[WHAT TO DO] Would you give all of the records again, exactly as they read?

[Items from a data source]
........

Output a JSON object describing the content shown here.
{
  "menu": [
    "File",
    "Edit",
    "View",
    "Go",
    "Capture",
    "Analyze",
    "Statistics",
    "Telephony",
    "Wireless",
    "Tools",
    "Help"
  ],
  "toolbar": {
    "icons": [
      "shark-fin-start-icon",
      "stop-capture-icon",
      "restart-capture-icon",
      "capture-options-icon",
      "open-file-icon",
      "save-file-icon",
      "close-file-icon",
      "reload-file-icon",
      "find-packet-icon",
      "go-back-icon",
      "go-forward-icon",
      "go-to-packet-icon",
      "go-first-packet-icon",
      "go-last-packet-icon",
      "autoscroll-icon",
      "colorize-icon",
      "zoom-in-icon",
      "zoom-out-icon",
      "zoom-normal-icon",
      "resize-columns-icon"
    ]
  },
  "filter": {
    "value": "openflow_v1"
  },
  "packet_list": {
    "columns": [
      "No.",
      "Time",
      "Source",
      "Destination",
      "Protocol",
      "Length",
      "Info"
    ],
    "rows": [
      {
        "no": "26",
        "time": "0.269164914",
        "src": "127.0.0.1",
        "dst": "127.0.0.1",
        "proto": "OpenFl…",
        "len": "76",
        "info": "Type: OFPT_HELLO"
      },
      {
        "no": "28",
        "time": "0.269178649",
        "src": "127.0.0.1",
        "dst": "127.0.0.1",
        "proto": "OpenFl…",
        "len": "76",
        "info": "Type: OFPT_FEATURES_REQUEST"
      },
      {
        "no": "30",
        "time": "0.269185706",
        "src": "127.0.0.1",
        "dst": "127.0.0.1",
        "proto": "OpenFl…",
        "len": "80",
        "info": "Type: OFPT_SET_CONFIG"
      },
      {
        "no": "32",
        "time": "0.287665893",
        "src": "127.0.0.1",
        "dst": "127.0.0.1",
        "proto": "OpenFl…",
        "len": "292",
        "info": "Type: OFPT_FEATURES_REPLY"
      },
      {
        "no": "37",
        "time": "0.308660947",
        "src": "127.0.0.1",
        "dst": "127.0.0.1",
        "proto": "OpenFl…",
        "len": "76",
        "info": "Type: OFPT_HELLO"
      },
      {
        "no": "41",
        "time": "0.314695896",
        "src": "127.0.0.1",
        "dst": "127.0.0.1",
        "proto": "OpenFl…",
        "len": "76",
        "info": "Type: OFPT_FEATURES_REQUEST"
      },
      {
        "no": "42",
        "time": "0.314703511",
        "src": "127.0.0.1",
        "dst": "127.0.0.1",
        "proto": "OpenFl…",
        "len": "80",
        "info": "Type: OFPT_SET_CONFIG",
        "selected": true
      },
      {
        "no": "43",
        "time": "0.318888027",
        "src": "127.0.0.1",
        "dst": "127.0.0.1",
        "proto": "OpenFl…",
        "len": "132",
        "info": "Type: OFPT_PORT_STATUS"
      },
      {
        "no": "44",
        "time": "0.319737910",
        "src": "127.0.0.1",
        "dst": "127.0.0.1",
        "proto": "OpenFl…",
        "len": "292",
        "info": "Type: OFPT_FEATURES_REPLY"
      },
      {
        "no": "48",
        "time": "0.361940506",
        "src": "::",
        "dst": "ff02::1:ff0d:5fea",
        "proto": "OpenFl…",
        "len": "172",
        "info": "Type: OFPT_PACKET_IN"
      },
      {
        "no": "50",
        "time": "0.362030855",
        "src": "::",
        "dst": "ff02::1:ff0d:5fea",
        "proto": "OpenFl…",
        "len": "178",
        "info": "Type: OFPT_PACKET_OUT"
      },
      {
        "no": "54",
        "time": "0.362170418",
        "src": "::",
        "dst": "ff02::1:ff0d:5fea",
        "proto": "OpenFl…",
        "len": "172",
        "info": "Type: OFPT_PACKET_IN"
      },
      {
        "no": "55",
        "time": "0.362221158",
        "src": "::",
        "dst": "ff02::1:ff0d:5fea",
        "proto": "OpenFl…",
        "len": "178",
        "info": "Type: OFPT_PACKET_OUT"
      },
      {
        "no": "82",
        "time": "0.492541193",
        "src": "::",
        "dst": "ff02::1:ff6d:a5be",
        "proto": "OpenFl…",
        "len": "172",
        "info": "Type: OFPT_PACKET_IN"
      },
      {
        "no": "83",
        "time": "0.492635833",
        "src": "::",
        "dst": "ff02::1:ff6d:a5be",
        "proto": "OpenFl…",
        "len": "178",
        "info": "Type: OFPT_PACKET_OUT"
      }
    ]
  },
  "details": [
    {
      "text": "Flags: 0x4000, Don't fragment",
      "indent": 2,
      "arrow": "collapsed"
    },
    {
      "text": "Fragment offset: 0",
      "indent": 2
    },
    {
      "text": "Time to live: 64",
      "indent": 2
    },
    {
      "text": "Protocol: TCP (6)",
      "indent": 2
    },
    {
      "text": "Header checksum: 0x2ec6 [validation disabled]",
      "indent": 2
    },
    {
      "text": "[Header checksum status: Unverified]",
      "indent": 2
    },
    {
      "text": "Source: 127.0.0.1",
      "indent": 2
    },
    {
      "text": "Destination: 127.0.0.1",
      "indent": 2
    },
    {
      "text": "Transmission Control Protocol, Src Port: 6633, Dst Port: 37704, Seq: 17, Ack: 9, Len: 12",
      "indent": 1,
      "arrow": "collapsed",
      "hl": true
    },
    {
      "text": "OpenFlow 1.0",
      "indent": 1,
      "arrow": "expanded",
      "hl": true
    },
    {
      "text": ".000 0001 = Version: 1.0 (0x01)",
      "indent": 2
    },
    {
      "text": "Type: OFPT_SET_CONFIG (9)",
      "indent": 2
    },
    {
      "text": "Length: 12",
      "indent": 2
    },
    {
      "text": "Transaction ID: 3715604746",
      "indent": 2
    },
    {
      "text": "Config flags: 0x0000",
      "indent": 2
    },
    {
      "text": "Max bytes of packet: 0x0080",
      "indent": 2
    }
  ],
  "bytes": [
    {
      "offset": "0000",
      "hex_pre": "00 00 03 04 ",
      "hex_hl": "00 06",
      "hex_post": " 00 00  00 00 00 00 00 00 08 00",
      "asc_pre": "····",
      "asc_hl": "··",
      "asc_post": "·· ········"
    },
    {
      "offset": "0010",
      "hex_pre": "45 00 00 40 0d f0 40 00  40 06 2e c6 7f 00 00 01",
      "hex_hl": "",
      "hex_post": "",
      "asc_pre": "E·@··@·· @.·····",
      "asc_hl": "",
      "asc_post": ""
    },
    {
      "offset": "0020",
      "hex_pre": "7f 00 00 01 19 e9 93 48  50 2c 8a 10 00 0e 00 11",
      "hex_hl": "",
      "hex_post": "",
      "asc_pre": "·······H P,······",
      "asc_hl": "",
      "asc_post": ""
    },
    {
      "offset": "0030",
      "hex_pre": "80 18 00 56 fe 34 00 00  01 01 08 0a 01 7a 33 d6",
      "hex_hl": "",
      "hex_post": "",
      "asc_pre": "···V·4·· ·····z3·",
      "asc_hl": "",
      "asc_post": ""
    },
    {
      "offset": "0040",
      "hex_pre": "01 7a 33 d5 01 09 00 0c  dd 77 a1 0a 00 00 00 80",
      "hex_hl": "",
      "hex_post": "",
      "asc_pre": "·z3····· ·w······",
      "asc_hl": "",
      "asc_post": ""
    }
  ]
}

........

[RESPONSE]
Output a JSON object describing the content shown here.
{
  "menu": [
    "File",
    "Edit",
    "View",
    "Go",
    "Capture",
    "Analyze",
    "Statistics",
    "Telephony",
    "Wireless",
    "Tools",
    "Help"
  ],
  "toolbar": {
    "icons": [
      "shark-fin-start-icon",
      "stop-capture-icon",
      "restart-capture-icon",
      "capture-options-icon",
      "open-file-icon",
      "save-file-icon",
      "close-file-icon",
      "reload-file-icon",
      "find-packet-icon",
      "go-back-icon",
      "go-forward-icon",
      "go-to-packet-icon",
      "go-first-packet-icon",
      "go-last-packet-icon",
      "autoscroll-icon",
      "colorize-icon",
      "zoom-in-icon",
      "zoom-out-icon",
      "zoom-normal-icon",
      "resize-columns-icon"
    ]
  },
  "filter": {
    "value": "openflow_v1"
  },
  "packet_list": {
    "columns": [
      "No.",
      "Time",
      "Source",
      "Destination",
      "Protocol",
      "Length",
      "Info"
    ],
    "rows": [
      {
        "no": "26",
        "time": "0.269164914",
        "src": "127.0.0.1",
        "dst": "127.0.0.1",
        "proto": "OpenFl…",
        "len": "76",
        "info": "Type: OFPT_HELLO"
      },
      {
        "no": "28",
        "time": "0.269178649",
        "src": "127.0.0.1",
        "dst": "127.0.0.1",
        "proto": "OpenFl…",
        "len": "76",
        "info": "Type: OFPT_FEATURES_REQUEST"
      },
      {
        "no": "30",
        "time": "0.269185706",
        "src": "127.0.0.1",
        "dst": "127.0.0.1",
        "proto": "OpenFl…",
        "len": "80",
        "info": "Type: OFPT_SET_CONFIG"
      },
      {
        "no": "32",
        "time": "0.287665893",
        "src": "127.0.0.1",
        "dst": "127.0.0.1",
        "proto": "OpenFl…",
        "len": "292",
        "info": "Type: OFPT_FEATURES_REPLY"
      },
      {
        "no": "37",
        "time": "0.308660947",
        "src": "127.0.0.1",
        "dst": "127.0.0.1",
        "proto": "OpenFl…",
        "len": "76",
        "info": "Type: OFPT_HELLO"
      },
      {
        "no": "41",
        "time": "0.314695896",
        "src": "127.0.0.1",
        "dst": "127.0.0.1",
        "proto": "OpenFl…",
        "len": "76",
        "info": "Type: OFPT_FEATURES_REQUEST"
      },
      {
        "no": "42",
        "time": "0.314703511",
        "src": "127.0.0.1",
        "dst": "127.0.0.1",
        "proto": "OpenFl…",
        "len": "80",
        "info": "Type: OFPT_SET_CONFIG",
        "selected": true
      },
      {
        "no": "43",
        "time": "0.318888027",
        "src": "127.0.0.1",
        "dst": "127.0.0.1",
        "proto": "OpenFl…",
        "len": "132",
        "info": "Type: OFPT_PORT_STATUS"
      },
      {
        "no": "44",
        "time": "0.319737910",
        "src": "127.0.0.1",
        "dst": "127.0.0.1",
        "proto": "OpenFl…",
        "len": "292",
        "info": "Type: OFPT_FEATURES_REPLY"
      },
      {
        "no": "48",
        "time": "0.361940506",
        "src": "::",
        "dst": "ff02::1:ff0d:5fea",
        "proto": "OpenFl…",
        "len": "172",
        "info": "Type: OFPT_PACKET_IN"
      },
      {
        "no": "50",
        "time": "0.362030855",
        "src": "::",
        "dst": "ff02::1:ff0d:5fea",
        "proto": "OpenFl…",
        "len": "178",
        "info": "Type: OFPT_PACKET_OUT"
      },
      {
        "no": "54",
        "time": "0.362170418",
        "src": "::",
        "dst": "ff02::1:ff0d:5fea",
        "proto": "OpenFl…",
        "len": "172",
        "info": "Type: OFPT_PACKET_IN"
      },
      {
        "no": "55",
        "time": "0.362221158",
        "src": "::",
        "dst": "ff02::1:ff0d:5fea",
        "proto": "OpenFl…",
        "len": "178",
        "info": "Type: OFPT_PACKET_OUT"
      },
      {
        "no": "82",
        "time": "0.492541193",
        "src": "::",
        "dst": "ff02::1:ff6d:a5be",
        "proto": "OpenFl…",
        "len": "172",
        "info": "Type: OFPT_PACKET_IN"
      },
      {
        "no": "83",
        "time": "0.492635833",
        "src": "::",
        "dst": "ff02::1:ff6d:a5be",
        "proto": "OpenFl…",
        "len": "178",
        "info": "Type: OFPT_PACKET_OUT"
      }
    ]
  },
  "details": [
    {
      "text": "Flags: 0x4000, Don't fragment",
      "indent": 2,
      "arrow": "collapsed"
    },
    {
      "text": "Fragment offset: 0",
      "indent": 2
    },
    {
      "text": "Time to live: 64",
      "indent": 2
    },
    {
      "text": "Protocol: TCP (6)",
      "indent": 2
    },
    {
      "text": "Header checksum: 0x2ec6 [validation disabled]",
      "indent": 2
    },
    {
      "text": "[Header checksum status: Unverified]",
      "indent": 2
    },
    {
      "text": "Source: 127.0.0.1",
      "indent": 2
    },
    {
      "text": "Destination: 127.0.0.1",
      "indent": 2
    },
    {
      "text": "Transmission Control Protocol, Src Port: 6633, Dst Port: 37704, Seq: 17, Ack: 9, Len: 12",
      "indent": 1,
      "arrow": "collapsed",
      "hl": true
    },
    {
      "text": "OpenFlow 1.0",
      "indent": 1,
      "arrow": "expanded",
      "hl": true
    },
    {
      "text": ".000 0001 = Version: 1.0 (0x01)",
      "indent": 2
    },
    {
      "text": "Type: OFPT_SET_CONFIG (9)",
      "indent": 2
    },
    {
      "text": "Length: 12",
      "indent": 2
    },
    {
      "text": "Transaction ID: 3715604746",
      "indent": 2
    },
    {
      "text": "Config flags: 0x0000",
      "indent": 2
    },
    {
      "text": "Max bytes of packet: 0x0080",
      "indent": 2
    }
  ],
  "bytes": [
    {
      "offset": "0000",
      "hex_pre": "00 00 03 04 ",
      "hex_hl": "00 06",
      "hex_post": " 00 00  00 00 00 00 00 00 08 00",
      "asc_pre": "····",
      "asc_hl": "··",
      "asc_post": "·· ········"
    },
    {
      "offset": "0010",
      "hex_pre": "45 00 00 40 0d f0 40 00  40 06 2e c6 7f 00 00 01",
      "hex_hl": "",
      "hex_post": "",
      "asc_pre": "E·@··@·· @.·····",
      "asc_hl": "",
      "asc_post": ""
    },
    {
      "offset": "0020",
      "hex_pre": "7f 00 00 01 19 e9 93 48  50 2c 8a 10 00 0e 00 11",
      "hex_hl": "",
      "hex_post": "",
      "asc_pre": "·······H P,······",
      "asc_hl": "",
      "asc_post": ""
    },
    {
      "offset": "0030",
      "hex_pre": "80 18 00 56 fe 34 00 00  01 01 08 0a 01 7a 33 d6",
      "hex_hl": "",
      "hex_post": "",
      "asc_pre": "···V·4·· ·····z3·",
      "asc_hl": "",
      "asc_post": ""
    },
    {
      "offset": "0040",
      "hex_pre": "01 7a 33 d5 01 09 00 0c  dd 77 a1 0a 00 00 00 80",
      "hex_hl": "",
      "hex_post": "",
      "asc_pre": "·z3····· ·w······",
      "asc_hl": "",
      "asc_post": ""
    }
  ]
}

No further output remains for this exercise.